----- Available data -----

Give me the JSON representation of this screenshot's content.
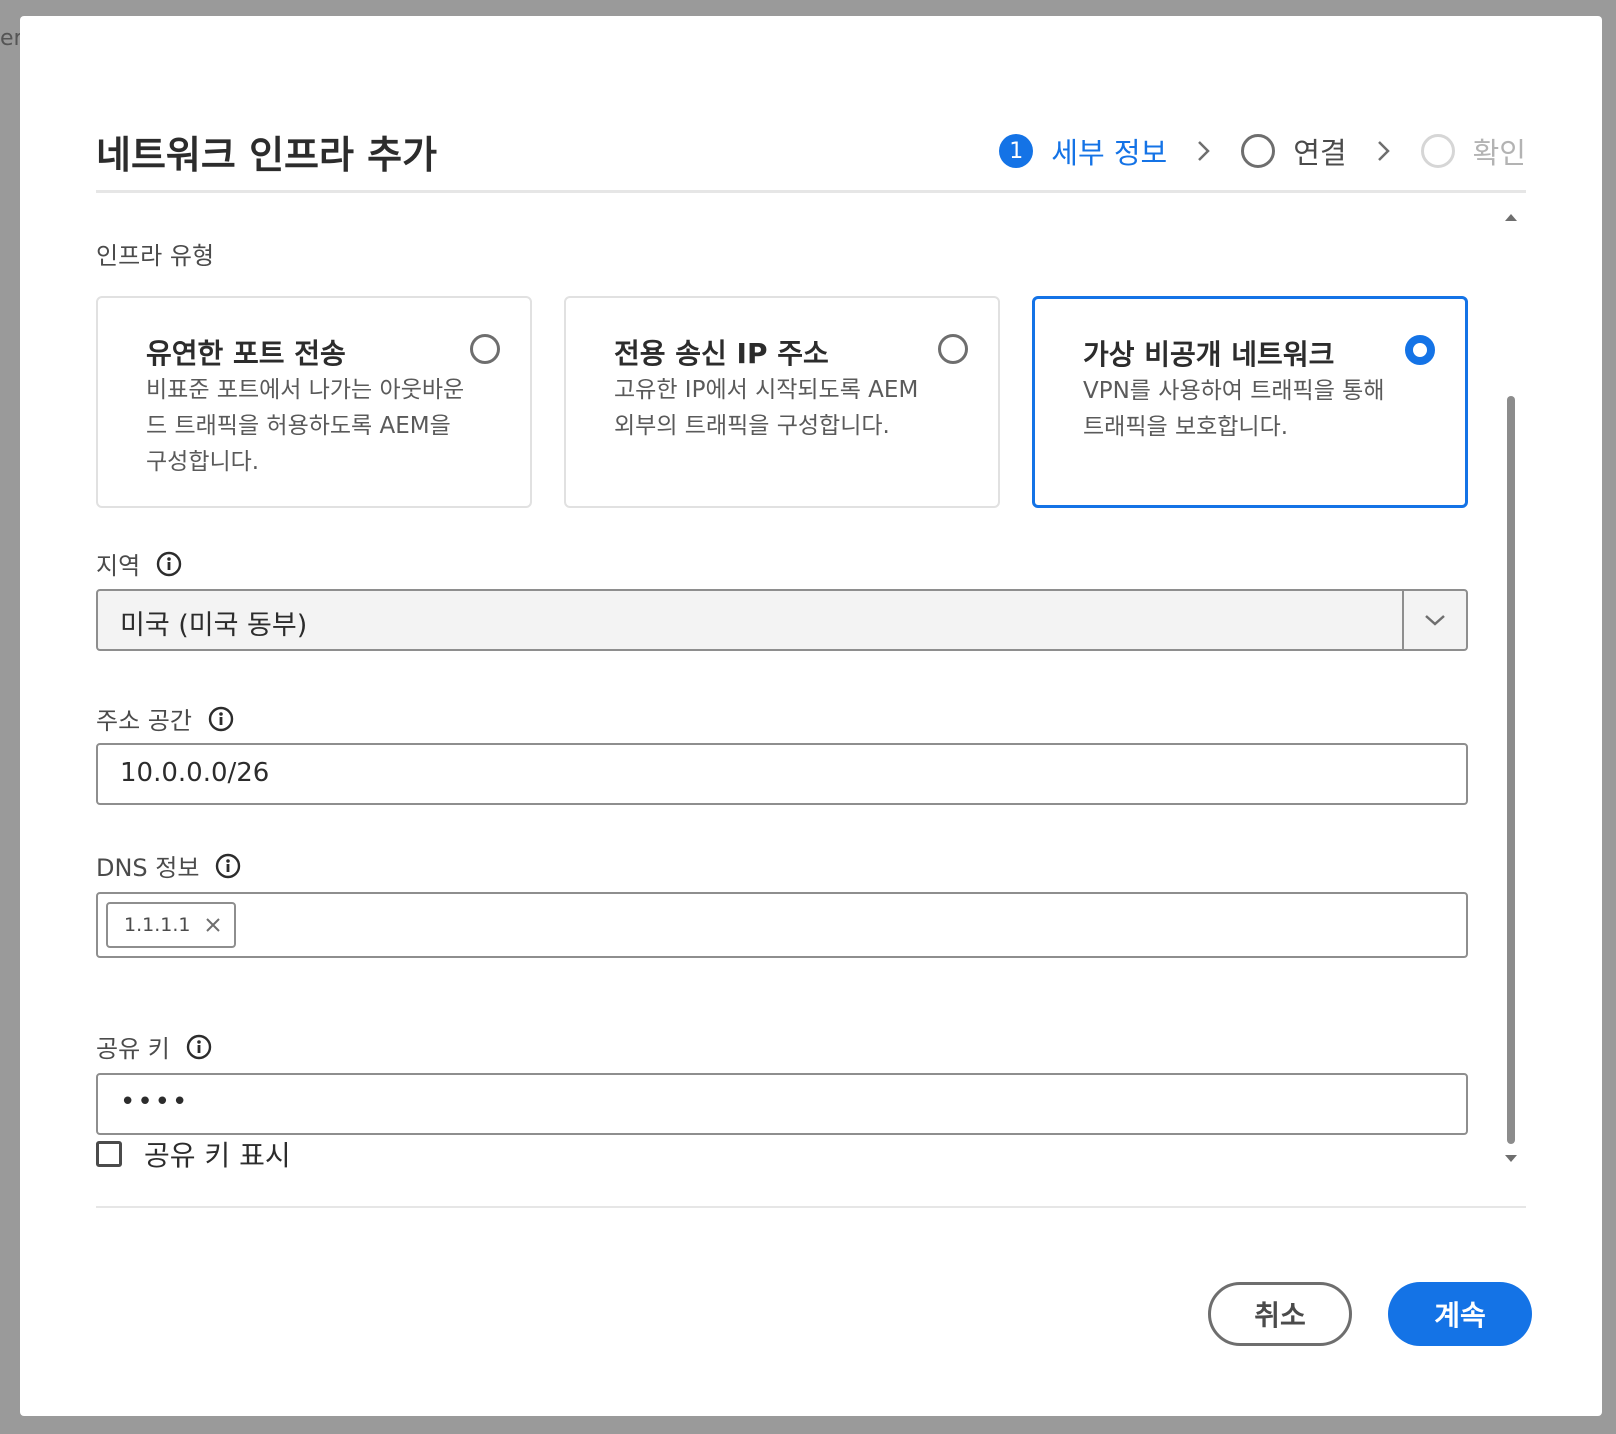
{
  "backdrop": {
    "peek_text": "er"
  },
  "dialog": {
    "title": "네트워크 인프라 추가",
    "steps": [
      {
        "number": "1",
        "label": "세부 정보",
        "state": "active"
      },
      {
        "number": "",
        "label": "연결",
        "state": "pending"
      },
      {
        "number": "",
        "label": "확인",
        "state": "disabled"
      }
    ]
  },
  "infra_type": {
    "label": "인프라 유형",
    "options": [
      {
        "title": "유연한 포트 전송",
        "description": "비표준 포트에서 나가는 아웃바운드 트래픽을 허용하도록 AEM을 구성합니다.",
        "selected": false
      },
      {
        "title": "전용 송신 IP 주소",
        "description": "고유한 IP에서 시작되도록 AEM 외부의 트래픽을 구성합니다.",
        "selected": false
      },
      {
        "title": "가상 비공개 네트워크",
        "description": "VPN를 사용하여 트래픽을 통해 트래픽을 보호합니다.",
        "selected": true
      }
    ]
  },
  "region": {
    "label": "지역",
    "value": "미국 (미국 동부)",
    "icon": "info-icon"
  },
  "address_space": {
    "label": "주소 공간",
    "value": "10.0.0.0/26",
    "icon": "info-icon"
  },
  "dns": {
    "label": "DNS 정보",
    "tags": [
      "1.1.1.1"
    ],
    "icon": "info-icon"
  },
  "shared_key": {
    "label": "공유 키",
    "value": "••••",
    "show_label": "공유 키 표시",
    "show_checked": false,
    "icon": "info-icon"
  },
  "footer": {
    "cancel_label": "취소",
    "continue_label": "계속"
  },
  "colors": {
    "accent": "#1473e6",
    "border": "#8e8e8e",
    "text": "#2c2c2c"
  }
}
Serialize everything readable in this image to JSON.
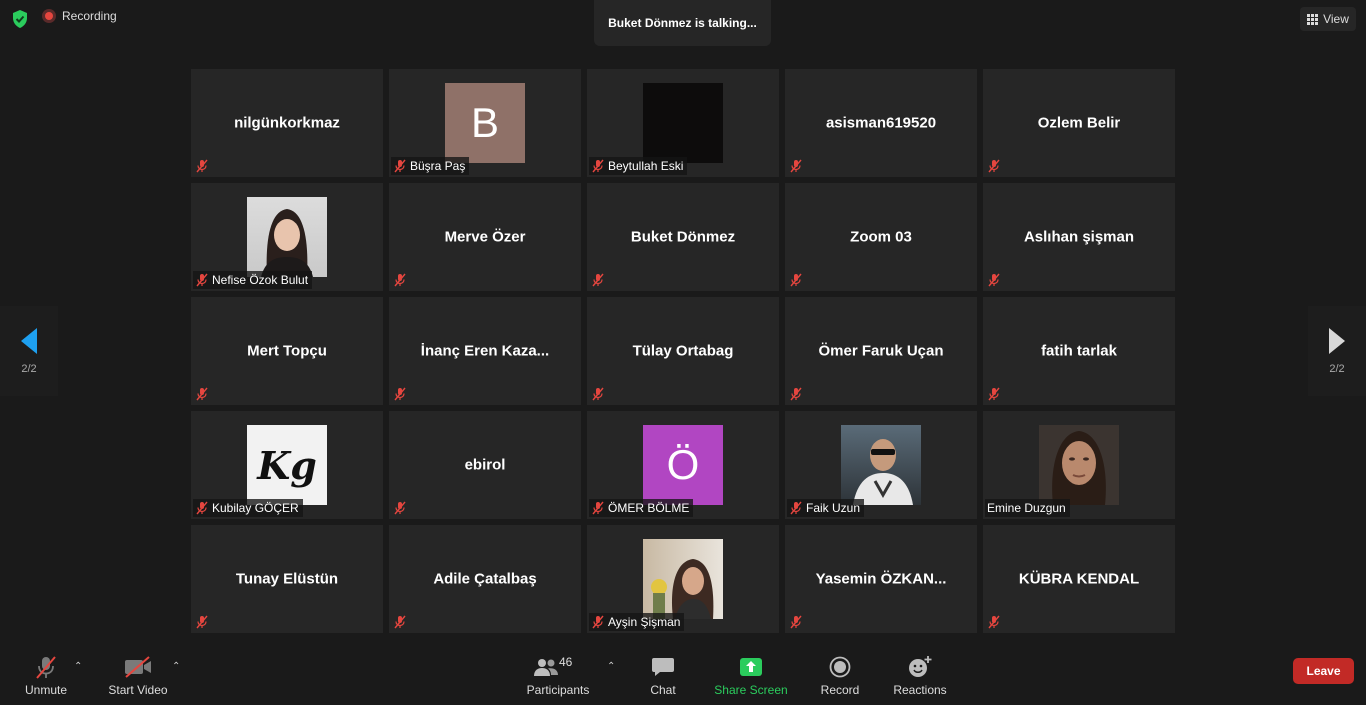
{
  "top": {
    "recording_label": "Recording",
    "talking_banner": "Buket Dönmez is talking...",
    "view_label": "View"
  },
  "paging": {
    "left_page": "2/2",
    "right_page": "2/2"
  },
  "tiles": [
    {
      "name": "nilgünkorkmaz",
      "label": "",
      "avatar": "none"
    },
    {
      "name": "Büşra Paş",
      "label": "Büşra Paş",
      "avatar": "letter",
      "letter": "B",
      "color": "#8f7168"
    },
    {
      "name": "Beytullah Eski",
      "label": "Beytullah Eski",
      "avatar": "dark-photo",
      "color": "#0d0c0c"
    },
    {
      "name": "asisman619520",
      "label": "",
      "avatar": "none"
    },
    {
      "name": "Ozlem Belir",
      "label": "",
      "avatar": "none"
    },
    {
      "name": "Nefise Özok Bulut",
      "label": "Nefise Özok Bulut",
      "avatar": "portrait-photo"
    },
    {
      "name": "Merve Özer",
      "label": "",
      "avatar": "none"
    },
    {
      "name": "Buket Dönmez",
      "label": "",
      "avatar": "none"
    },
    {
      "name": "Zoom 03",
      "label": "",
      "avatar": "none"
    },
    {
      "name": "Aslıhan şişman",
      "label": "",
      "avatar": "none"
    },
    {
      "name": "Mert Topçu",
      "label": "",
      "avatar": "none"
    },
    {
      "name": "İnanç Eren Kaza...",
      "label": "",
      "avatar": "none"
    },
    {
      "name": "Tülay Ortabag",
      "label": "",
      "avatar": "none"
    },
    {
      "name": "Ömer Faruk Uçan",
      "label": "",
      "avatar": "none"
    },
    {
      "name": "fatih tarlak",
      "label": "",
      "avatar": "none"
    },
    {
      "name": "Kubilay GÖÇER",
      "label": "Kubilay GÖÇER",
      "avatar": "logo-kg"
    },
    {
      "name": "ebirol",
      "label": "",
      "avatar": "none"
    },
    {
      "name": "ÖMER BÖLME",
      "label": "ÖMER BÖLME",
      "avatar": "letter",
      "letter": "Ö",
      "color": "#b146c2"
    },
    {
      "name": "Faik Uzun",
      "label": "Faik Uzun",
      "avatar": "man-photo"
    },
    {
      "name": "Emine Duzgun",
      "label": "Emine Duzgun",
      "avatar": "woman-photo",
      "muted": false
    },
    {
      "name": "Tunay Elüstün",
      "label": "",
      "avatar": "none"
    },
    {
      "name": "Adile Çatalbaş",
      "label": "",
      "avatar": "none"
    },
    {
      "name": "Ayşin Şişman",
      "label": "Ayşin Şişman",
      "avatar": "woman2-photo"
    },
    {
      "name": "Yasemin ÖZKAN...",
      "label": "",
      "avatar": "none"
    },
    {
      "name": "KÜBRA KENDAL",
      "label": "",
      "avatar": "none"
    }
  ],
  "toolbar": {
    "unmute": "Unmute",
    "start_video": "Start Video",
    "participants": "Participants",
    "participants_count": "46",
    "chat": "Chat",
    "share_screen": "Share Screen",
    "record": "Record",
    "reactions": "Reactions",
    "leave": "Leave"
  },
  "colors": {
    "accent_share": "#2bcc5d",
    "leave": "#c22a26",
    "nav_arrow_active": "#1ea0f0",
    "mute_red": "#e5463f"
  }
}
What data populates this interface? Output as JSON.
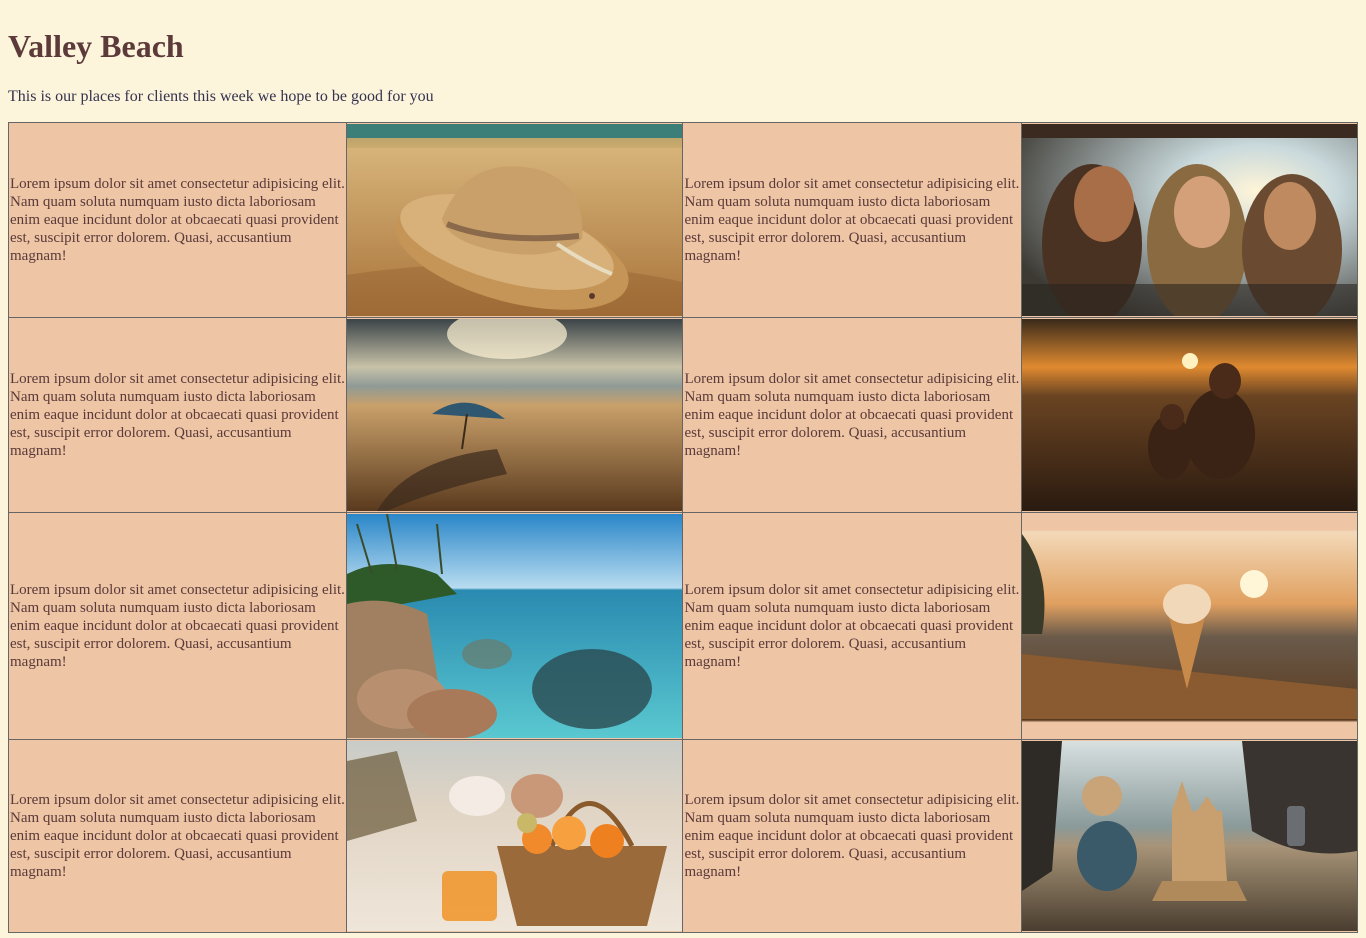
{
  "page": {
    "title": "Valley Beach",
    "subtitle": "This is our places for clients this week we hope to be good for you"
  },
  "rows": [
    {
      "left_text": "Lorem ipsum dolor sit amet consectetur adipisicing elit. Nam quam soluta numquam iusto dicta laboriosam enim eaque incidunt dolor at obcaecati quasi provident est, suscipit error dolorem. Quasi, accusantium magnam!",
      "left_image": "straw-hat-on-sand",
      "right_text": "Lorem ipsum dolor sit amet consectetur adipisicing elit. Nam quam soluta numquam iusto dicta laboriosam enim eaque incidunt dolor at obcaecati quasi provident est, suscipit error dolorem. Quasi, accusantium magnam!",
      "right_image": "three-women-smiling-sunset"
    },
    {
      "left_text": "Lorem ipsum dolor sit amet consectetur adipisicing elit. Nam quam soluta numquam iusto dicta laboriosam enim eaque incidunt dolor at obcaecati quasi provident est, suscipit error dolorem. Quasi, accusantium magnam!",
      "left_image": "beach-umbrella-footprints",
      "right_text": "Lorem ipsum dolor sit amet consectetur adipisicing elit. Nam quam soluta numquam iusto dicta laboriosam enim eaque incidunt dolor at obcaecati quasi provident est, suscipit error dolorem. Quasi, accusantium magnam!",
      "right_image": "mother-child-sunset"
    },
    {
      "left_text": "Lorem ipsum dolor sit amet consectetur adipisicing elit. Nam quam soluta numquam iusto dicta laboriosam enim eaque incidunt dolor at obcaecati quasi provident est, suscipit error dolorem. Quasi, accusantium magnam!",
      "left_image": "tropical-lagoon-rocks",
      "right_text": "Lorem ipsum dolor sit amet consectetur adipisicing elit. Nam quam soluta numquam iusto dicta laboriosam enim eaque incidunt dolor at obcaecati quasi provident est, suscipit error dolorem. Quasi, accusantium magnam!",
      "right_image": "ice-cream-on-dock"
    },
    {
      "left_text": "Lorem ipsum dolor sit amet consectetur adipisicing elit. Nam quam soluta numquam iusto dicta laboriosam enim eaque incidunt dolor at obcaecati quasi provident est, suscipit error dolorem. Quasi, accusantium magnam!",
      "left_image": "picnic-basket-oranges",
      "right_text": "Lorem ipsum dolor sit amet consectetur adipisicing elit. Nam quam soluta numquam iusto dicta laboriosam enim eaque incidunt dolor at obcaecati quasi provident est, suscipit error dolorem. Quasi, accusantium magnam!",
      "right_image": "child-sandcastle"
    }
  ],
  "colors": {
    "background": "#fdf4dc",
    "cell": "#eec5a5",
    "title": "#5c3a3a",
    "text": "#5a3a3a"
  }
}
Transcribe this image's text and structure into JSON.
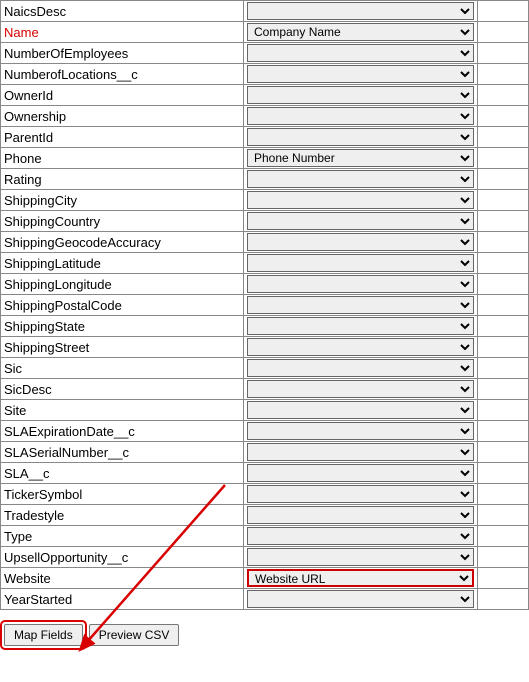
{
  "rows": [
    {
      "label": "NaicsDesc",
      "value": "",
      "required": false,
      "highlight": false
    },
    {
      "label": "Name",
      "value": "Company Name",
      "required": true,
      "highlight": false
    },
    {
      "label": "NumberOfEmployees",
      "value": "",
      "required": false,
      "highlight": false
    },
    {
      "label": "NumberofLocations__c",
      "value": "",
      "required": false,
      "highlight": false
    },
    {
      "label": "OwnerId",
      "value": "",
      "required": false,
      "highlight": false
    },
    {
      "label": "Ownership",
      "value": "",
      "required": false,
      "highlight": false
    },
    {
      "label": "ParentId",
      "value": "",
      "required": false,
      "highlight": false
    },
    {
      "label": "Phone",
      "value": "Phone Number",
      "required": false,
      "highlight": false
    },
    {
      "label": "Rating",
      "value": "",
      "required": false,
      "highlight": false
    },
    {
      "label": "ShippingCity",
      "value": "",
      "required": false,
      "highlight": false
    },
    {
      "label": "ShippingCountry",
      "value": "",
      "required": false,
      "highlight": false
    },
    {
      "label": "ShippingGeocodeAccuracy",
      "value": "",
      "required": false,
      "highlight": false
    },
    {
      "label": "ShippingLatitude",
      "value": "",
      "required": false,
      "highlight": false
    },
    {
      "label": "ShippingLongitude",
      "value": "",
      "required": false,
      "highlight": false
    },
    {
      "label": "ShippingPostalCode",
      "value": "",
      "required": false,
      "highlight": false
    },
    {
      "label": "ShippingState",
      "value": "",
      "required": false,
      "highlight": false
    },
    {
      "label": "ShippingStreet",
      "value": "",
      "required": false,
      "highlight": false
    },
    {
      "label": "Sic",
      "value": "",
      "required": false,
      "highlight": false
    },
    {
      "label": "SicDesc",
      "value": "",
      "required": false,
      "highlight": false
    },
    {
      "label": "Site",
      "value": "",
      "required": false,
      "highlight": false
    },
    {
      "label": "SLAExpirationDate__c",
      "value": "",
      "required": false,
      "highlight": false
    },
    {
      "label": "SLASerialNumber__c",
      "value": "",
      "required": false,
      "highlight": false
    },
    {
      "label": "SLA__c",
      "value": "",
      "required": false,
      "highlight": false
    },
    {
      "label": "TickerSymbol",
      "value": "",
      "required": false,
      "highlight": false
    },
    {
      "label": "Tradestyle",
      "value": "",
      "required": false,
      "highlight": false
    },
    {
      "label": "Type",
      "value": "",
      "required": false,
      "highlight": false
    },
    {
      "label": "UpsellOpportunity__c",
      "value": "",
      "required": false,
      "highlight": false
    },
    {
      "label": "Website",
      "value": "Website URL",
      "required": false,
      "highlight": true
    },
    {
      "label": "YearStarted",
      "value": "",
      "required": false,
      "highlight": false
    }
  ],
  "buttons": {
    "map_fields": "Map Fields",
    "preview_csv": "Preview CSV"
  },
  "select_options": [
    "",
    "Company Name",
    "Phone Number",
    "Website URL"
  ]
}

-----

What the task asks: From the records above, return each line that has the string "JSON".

Output for this exercise:
Give me the JSON representation of this screenshot's content.
Serialize everything readable in this image to JSON.
What data populates this interface? Output as JSON.
Transcribe this image's text and structure into JSON.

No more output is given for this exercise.